It was not like the girl stopped chatting; she did not take her “hears” off the phone or abstained from digging the imposter store manager wanna be while snapping at her mother. (We learned later that the dude was not the manager but he worked at the store, on the other side and just stopped by for what? Could not hear his raison d’être.). She was being feisty and injected herself into the conversation full force with a conundrum smile and would not stop quiver until she got her prayers answered. She was in a mission after all, one could argue; she wanted to know if he could get her a job but how serious was she being about it, that seemed to be the million-dollar question.
“How old are you”, he asked her.
“Eighteen”, she said.
“I am sorry but there is nothing I can do for you. You must be 21 to work here.”, he replied.
“Not even on the other side since it does not sell liquor?”, the mother intercepted.
“It doesn’t matter. You see, we hold liquor license and although, they are two different places but operate as one”. He explained to her in his macho suffix that even I believed him.
“I do not have any cashier job right now unless you want to work as stock person, something that I am pretty sure you are not interested.” Before he was allowed to finish his sentence, he already knew the answer that she would not be interested in the stock job. Hum…!
“Oh no, not stock person; no way”, she responded in a jiffy. Bingo, she did not flinch; she did not wish the stock, just like he predicted. She wanted the “prestige” clerk job.
No she didn’t?! Did I hear her right; she just rejected a job offer? She just indicated that she would not work as a stock person? She really believes that she has choices, options in this economy! Ok, whatever!
Yes, she did and I heard her right. Without missing a beat, without removing herself from the phone, without even giving it a thought, she did say it for the world to hear and her not to notice that even if she was offered, she would not be taking the job because it “ain’t good enough for me”.
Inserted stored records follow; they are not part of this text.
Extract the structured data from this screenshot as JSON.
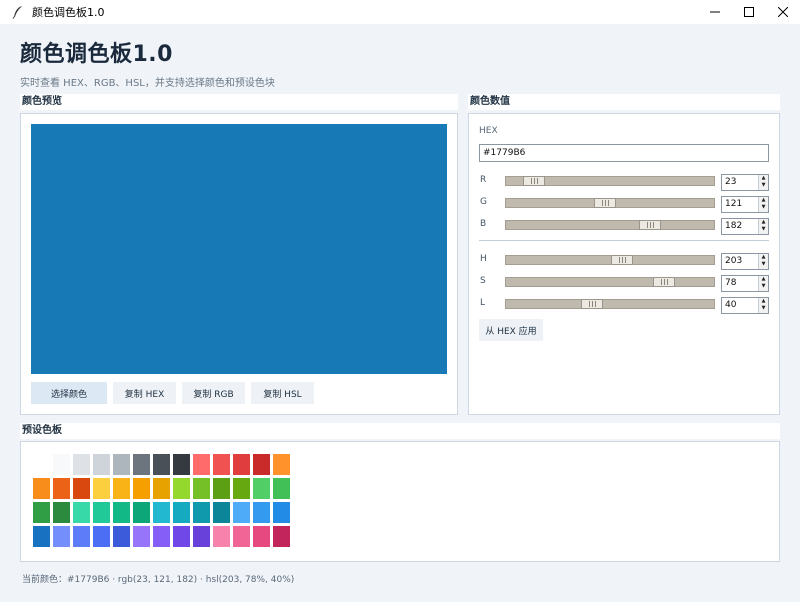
{
  "window": {
    "title": "颜色调色板1.0"
  },
  "header": {
    "title": "颜色调色板1.0",
    "subtitle": "实时查看 HEX、RGB、HSL，并支持选择颜色和预设色块"
  },
  "preview": {
    "label": "颜色预览",
    "color": "#1779B6",
    "buttons": {
      "choose": "选择颜色",
      "copy_hex": "复制 HEX",
      "copy_rgb": "复制 RGB",
      "copy_hsl": "复制 HSL"
    }
  },
  "values": {
    "label": "颜色数值",
    "hex_label": "HEX",
    "hex": "#1779B6",
    "rgb": [
      {
        "label": "R",
        "value": "23",
        "level": 0.09
      },
      {
        "label": "G",
        "value": "121",
        "level": 0.47
      },
      {
        "label": "B",
        "value": "182",
        "level": 0.71
      }
    ],
    "hsl": [
      {
        "label": "H",
        "value": "203",
        "level": 0.56
      },
      {
        "label": "S",
        "value": "78",
        "level": 0.78
      },
      {
        "label": "L",
        "value": "40",
        "level": 0.4
      }
    ],
    "apply_button": "从 HEX 应用"
  },
  "palette": {
    "label": "预设色板",
    "colors": [
      "#FFFFFF",
      "#F8F9FA",
      "#DEE2E6",
      "#CED4DA",
      "#ADB5BD",
      "#6C757D",
      "#495057",
      "#343A40",
      "#FF6B6B",
      "#F05252",
      "#E03E3E",
      "#C92A2A",
      "#FF922B",
      "#F98D1C",
      "#EC6216",
      "#D9480F",
      "#FCCF3F",
      "#FAB317",
      "#F59F00",
      "#E8A200",
      "#94D82D",
      "#74C026",
      "#5C9E14",
      "#66A80F",
      "#51CF66",
      "#40C057",
      "#2F9E44",
      "#2B8A3E",
      "#38D9A9",
      "#20C997",
      "#12B886",
      "#0CA678",
      "#22B8CF",
      "#15AABF",
      "#1098AD",
      "#0C8599",
      "#4DABF7",
      "#339AF0",
      "#228BE6",
      "#1971C2",
      "#748FFC",
      "#5C7CFA",
      "#4C6EF5",
      "#3B5BDB",
      "#9775FA",
      "#845EF7",
      "#7048E8",
      "#6741D9",
      "#F783AC",
      "#F06595",
      "#E64980",
      "#C2255C"
    ]
  },
  "footer": {
    "status": "当前颜色：#1779B6 · rgb(23, 121, 182) · hsl(203, 78%, 40%)"
  }
}
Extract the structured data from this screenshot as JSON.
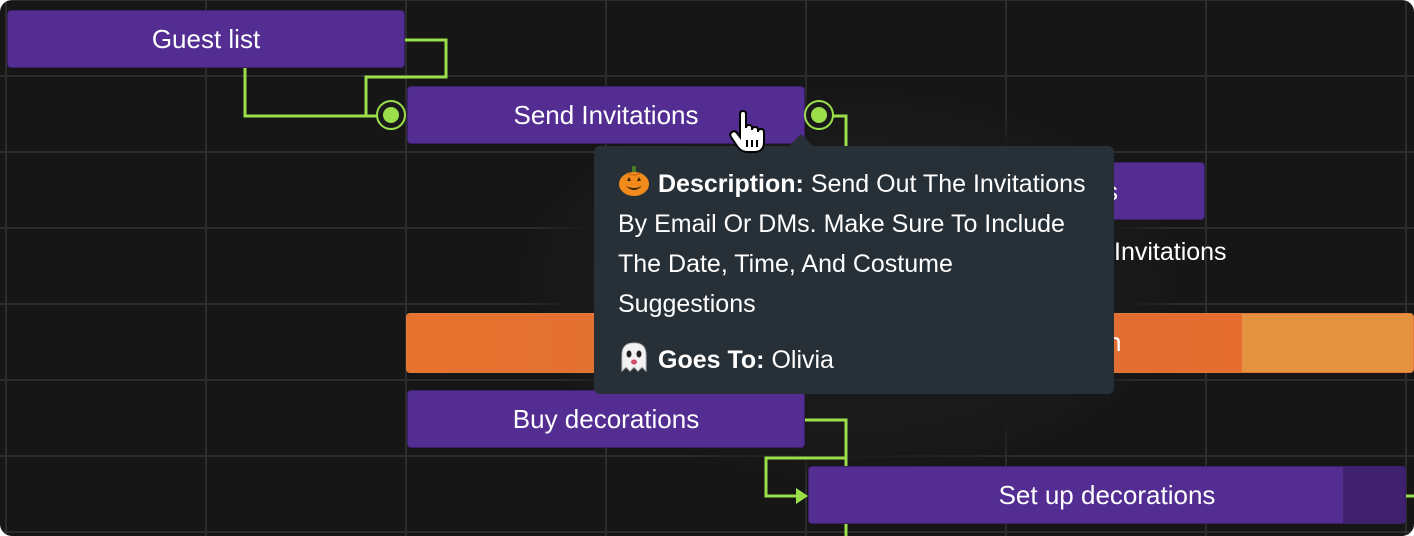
{
  "tasks": {
    "guest_list": "Guest list",
    "send_invitations": "Send Invitations",
    "hidden_task_tail": "s",
    "hidden_task_subtitle_tail": "Invitations",
    "orange_task_tail": "n",
    "buy_decorations": "Buy decorations",
    "set_up_decorations": "Set up decorations"
  },
  "tooltip": {
    "description_icon": "jack-o-lantern-icon",
    "description_label": "Description:",
    "description_text": "Send Out The Invitations By Email Or DMs. Make Sure To Include The Date, Time, And Costume Suggestions",
    "goes_to_icon": "ghost-icon",
    "goes_to_label": "Goes To:",
    "goes_to_value": "Olivia"
  },
  "colors": {
    "canvas": "#161616",
    "task_bar": "#532d91",
    "dependency_line": "#9be04b",
    "tooltip_bg": "#283037",
    "orange_progress": "#e8732e",
    "orange_remaining": "#e59240"
  },
  "progress": {
    "set_up_decorations": 0.9,
    "orange_task": 0.6
  }
}
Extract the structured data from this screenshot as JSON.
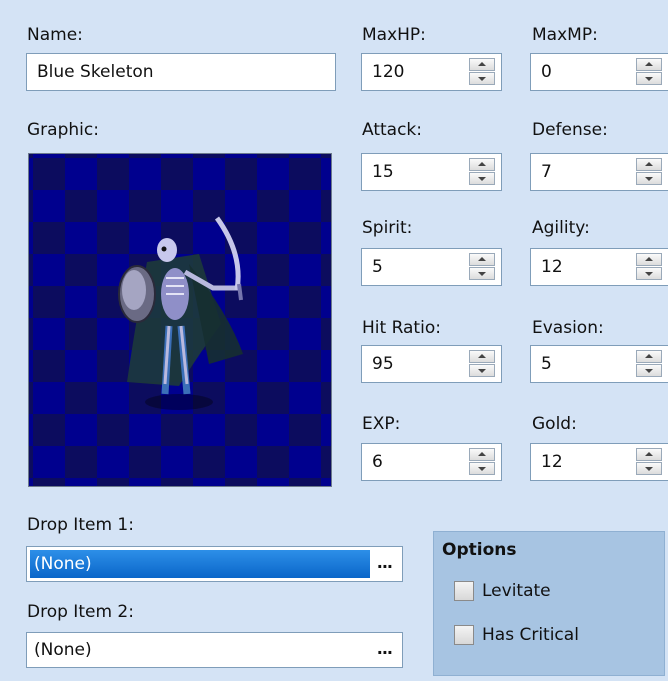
{
  "name": {
    "label": "Name:",
    "value": "Blue Skeleton"
  },
  "graphic": {
    "label": "Graphic:"
  },
  "stats": [
    {
      "label": "MaxHP:",
      "value": "120"
    },
    {
      "label": "MaxMP:",
      "value": "0"
    },
    {
      "label": "Attack:",
      "value": "15"
    },
    {
      "label": "Defense:",
      "value": "7"
    },
    {
      "label": "Spirit:",
      "value": "5"
    },
    {
      "label": "Agility:",
      "value": "12"
    },
    {
      "label": "Hit Ratio:",
      "value": "95"
    },
    {
      "label": "Evasion:",
      "value": "5"
    },
    {
      "label": "EXP:",
      "value": "6"
    },
    {
      "label": "Gold:",
      "value": "12"
    }
  ],
  "drops": [
    {
      "label": "Drop Item 1:",
      "value": "(None)",
      "button": "..."
    },
    {
      "label": "Drop Item 2:",
      "value": "(None)",
      "button": "..."
    }
  ],
  "options": {
    "title": "Options",
    "items": [
      {
        "label": "Levitate",
        "checked": false
      },
      {
        "label": "Has Critical",
        "checked": false
      }
    ]
  },
  "colors": {
    "background": "#d4e3f5",
    "options_panel": "#a7c4e2",
    "selection": "#0a66c9",
    "graphic_dark": "#0c0c5e",
    "graphic_light": "#00008e"
  }
}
How dare her, how dare her? Did she know that many successful “big” people learned their ropes the hard way; they paid their dues before they reached the mountaintop? Many begun small and made it big; many had to scrap walls to make it big; many had to pick up cotton to make it big. They started at the bottom and worked their way up. Christiane Amanpour, CNN Chief International Correspondent begun as a desk assistant on the Foreign Desk; P. Diddy started as an intern at New York’s Uptown Record; Sir Richard Branson of Virgin Atlantic begun selling records he made, out of the boot of his car to retail outlets in London, to name a few.
What rattled me the most was not her or her dim membrane; it was the mother’s who I thought was more interested in flaunting her “in heat” glands then polish her daughter’s lack of tact. She did not even scold, suggest or make her see that she does not have much to pick from in today’s market; she should have shown her the ropes and make her spot the truth. She needed to bestow some value on her daughter and could take the opportunity to do so but failed miserably.
I wish I knew how the show ended and what happened to the “job application” script but I don’t. You see, it was my turn to pay and out of the door I was.